Though it kind of glosses over the library search procedure (though I’ve found man 8 ld-linux to be very useful for that).

For documentation, I have found that getting at least a pass over it by a non-expert helps to keep it useful for non-experts. For something like this, I think that describing how it works at all first gives the proper context for the knobs CMake offers abstractions for controlling it (with other things left to platform-specific flags which might be documented for the common use cases).

I’ll be the first to volunteer to make such an editorial pass. I volunteer!

Sure, but it’s not CMake’s job to document that. What’s missing from CMake’s documentation is simply what CMake does with these variable settings.

I agree; links to these resources may be useful rather than restated in CMake’s documentation.
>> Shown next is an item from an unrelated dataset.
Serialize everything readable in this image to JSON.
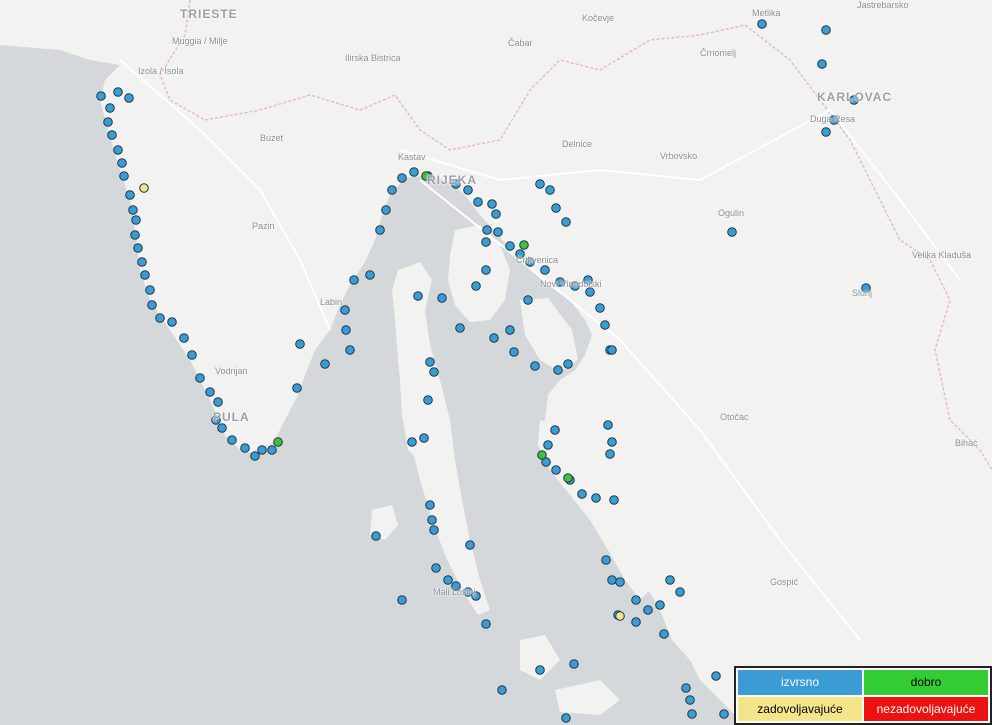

Note that library search is highly relevant to CMake and background is probably far more useful than “how symbols get located at an address”. Things like “why does CMake warn about not being able to make a reliable RPATH ordering?” truly need the background context to really make sense.

SGTM. Also there should be some description of the high-level uniform programmer experience CMake is trying to create by handling these different platforms in specific ways.

The last part of my “Deep CMake For Library Authors” deals specifically with RPATH and RUNPATH, including reference to the equivalent on macOS.